Social, friendly, and curious, they tend to be fine with strangers, often immediately friendly, and also good with other animals, including dogs. So for a multi-pet household, this cat often works well.
Are Sphynx cats good family pets?
As you may be starting to guess, the answer is yes! Especially if your cute Sphynx kitten is well socialized early, they will be happy with all members of the family.
In fact, they are better suited as family cats than as companions. This is because being very lively and playful, they get bored easily. The only time a hairless cat may act out is if they are really bored, and you are ignoring them.

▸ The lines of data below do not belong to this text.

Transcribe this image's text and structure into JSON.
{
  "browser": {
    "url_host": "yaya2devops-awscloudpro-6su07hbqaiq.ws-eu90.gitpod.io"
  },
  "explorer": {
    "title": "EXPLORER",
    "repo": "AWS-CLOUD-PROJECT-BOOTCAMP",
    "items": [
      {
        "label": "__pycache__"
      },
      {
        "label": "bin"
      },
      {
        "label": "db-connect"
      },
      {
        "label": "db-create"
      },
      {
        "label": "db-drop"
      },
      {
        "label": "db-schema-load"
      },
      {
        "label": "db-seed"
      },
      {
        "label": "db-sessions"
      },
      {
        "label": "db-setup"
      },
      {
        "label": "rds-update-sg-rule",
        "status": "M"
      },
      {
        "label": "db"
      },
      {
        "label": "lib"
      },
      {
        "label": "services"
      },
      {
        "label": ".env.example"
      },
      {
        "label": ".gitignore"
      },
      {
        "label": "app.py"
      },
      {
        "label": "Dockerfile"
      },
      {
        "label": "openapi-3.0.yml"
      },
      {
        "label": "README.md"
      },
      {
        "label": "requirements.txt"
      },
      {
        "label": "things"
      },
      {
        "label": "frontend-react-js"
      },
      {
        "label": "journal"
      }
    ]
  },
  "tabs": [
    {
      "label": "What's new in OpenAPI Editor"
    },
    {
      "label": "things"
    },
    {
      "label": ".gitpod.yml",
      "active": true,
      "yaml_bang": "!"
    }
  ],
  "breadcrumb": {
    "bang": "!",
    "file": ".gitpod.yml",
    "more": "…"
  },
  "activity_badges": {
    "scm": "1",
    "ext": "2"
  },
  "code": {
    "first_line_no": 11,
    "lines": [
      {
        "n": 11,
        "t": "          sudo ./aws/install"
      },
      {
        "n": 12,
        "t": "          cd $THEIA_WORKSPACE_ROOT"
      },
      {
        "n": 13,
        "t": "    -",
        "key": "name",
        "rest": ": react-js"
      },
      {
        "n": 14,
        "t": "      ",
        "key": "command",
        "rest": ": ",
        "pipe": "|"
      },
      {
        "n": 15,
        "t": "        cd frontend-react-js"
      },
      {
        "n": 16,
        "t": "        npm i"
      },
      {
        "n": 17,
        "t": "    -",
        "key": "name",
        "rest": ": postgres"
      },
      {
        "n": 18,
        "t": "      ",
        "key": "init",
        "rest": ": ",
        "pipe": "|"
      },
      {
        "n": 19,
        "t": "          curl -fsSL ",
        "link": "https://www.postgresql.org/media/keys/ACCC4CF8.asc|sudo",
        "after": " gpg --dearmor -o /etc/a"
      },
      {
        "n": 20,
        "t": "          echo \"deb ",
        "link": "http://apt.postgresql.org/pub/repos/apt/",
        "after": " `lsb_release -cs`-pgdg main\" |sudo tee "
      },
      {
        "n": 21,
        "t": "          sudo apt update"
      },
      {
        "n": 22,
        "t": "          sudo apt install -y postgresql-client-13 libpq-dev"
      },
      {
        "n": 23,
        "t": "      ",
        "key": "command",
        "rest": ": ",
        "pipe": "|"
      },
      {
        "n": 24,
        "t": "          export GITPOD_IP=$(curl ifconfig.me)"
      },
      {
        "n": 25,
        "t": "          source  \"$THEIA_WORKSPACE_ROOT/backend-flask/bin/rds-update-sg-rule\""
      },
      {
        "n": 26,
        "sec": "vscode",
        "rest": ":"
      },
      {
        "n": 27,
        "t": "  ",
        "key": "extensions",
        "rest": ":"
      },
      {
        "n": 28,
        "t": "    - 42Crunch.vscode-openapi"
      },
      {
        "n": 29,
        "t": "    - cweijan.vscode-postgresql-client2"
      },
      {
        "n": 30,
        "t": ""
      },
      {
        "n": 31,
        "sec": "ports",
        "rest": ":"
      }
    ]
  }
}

Workaholics, be warned! They do demand regular attention and can be mischievous if left alone too much. This furless cat is not ideal for a home where they are left alone a lot.
Caring for your Sphynx
Are Sphynx cats really hypoallergenic?
This is the big question that people always ask. The simple answer is. NO. Sorry about that!
You might expect a hairless cat to cause no problems in allergy-prone people, but this is not really the case.
It is not actually the fur that causes most allergies, but saliva and sebaceous glands. While a hairier cat may produce more saliva while grooming itself, the Egyptian cat often produces this secretion as much as other cats. They just don't drop it all around the house via hairs.
However, people who are allergic primarily because of the cat fur, not the secretions, have found a Sphynx is much, much better for them than a regular cat.
How often should you give a Sphynx cat a bath?
More than any other cat, this breed needs a good splash and scrub.
Being a cat that doesn't shed means their skin is more exposed to dirtiness. Oils that the hair normally absorbs end up lingering on their skin instead.
A weekly bath is ideal, and thankfully most hairless cats get used to them quickly. If you find your Sphynx isn’t a fan, then a quick dunk and lather, and dunk again will do just as good.
Are Sphynx cats high maintenance in their grooming needs?
A hairless breed might be thought to be much easier to care for, right? Wrong! There are still a few jobs to do.
First up, ears…
They haven’t really got hair in their ears to catch and protect them from impurities, such as dirt, oils, and wax. So these build up more than in other breeds. Clean the ears weekly before bath time is ideal.
They also get accumulations of oils and muck under their nails. So all around, the nails need a good scrub when bathing, and weekly nail clipping ain’t a bad idea too.
The Health and Happiness of your Hairless Cat
Is the Sphynx cat a healthy breed?
This is a more robust, healthy breed than many think. Lack of hair may make them look bony and frail, but they are not that delicate.
In their very first days and weeks, a young Sphynx kitten has to be well cared for to avoid infections due to the minimal hair. But no decent breeders would home their kitten until at least twelve weeks of age when the immune system is ready.
One thing to be very careful of is not to let them sunbathe too often, as a lot of sun can make them prone to skin cancer, just like us humans.
The Sphynx cat lifespan is around 15 years, about average for a cat. So that is plenty of happy years together.
Feline History. Where does the Sphynx come from?
The Egyptian Hairless cat somewhat illogically originated in Mexico but was close to extinction by the 1800s.
The modern Sphynx began with one kitten named "Prune," a hairless cat born in 1966 to non-hairless parents. After numerous struggles to get the breed going, two hairless kittens, Epidermis and Dermis, were born in the mid-’70s, and from there, this cat began to take off across the United States and then worldwide.
So while an ancient breed it kind of is, it is very much a recent riser in popularity.